**Exercise description**
The entire listing below is to be reproduced exactly.

**Available data**
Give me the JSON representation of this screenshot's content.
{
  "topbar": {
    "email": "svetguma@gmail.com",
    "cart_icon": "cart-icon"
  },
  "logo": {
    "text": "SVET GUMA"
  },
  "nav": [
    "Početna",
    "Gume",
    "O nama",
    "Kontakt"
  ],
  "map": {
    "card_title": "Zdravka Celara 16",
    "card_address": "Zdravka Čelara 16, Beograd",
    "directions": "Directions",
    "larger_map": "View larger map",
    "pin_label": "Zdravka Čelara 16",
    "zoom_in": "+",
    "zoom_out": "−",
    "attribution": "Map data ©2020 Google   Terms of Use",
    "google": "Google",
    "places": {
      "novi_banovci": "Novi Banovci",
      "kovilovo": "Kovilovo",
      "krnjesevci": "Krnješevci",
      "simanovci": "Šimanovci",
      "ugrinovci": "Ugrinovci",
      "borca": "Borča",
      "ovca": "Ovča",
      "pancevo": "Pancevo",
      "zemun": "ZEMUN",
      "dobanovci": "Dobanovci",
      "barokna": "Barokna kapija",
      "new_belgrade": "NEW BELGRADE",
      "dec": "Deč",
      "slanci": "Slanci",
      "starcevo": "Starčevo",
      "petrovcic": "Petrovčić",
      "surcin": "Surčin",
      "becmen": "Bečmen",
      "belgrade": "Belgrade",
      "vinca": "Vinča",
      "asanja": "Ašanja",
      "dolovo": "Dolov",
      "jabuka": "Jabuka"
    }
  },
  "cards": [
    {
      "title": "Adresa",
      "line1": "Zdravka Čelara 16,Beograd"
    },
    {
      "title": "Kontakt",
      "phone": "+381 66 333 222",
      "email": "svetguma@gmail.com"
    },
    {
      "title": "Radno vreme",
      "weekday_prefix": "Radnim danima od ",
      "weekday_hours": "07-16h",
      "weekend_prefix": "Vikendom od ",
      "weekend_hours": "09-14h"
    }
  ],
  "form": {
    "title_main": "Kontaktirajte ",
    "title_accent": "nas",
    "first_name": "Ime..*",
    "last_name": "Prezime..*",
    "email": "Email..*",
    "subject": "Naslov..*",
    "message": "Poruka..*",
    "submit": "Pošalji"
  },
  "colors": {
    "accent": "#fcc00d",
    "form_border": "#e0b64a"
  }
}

**Response area**
Give me the JSON representation of this screenshot's content.
{
  "topbar": {
    "email": "svetguma@gmail.com",
    "cart_icon": "cart-icon"
  },
  "logo": {
    "text": "SVET GUMA"
  },
  "nav": [
    "Početna",
    "Gume",
    "O nama",
    "Kontakt"
  ],
  "map": {
    "card_title": "Zdravka Celara 16",
    "card_address": "Zdravka Čelara 16, Beograd",
    "directions": "Directions",
    "larger_map": "View larger map",
    "pin_label": "Zdravka Čelara 16",
    "zoom_in": "+",
    "zoom_out": "−",
    "attribution": "Map data ©2020 Google   Terms of Use",
    "google": "Google",
    "places": {
      "novi_banovci": "Novi Banovci",
      "kovilovo": "Kovilovo",
      "krnjesevci": "Krnješevci",
      "simanovci": "Šimanovci",
      "ugrinovci": "Ugrinovci",
      "borca": "Borča",
      "ovca": "Ovča",
      "pancevo": "Pancevo",
      "zemun": "ZEMUN",
      "dobanovci": "Dobanovci",
      "barokna": "Barokna kapija",
      "new_belgrade": "NEW BELGRADE",
      "dec": "Deč",
      "slanci": "Slanci",
      "starcevo": "Starčevo",
      "petrovcic": "Petrovčić",
      "surcin": "Surčin",
      "becmen": "Bečmen",
      "belgrade": "Belgrade",
      "vinca": "Vinča",
      "asanja": "Ašanja",
      "dolovo": "Dolov",
      "jabuka": "Jabuka"
    }
  },
  "cards": [
    {
      "title": "Adresa",
      "line1": "Zdravka Čelara 16,Beograd"
    },
    {
      "title": "Kontakt",
      "phone": "+381 66 333 222",
      "email": "svetguma@gmail.com"
    },
    {
      "title": "Radno vreme",
      "weekday_prefix": "Radnim danima od ",
      "weekday_hours": "07-16h",
      "weekend_prefix": "Vikendom od ",
      "weekend_hours": "09-14h"
    }
  ],
  "form": {
    "title_main": "Kontaktirajte ",
    "title_accent": "nas",
    "first_name": "Ime..*",
    "last_name": "Prezime..*",
    "email": "Email..*",
    "subject": "Naslov..*",
    "message": "Poruka..*",
    "submit": "Pošalji"
  },
  "colors": {
    "accent": "#fcc00d",
    "form_border": "#e0b64a"
  }
}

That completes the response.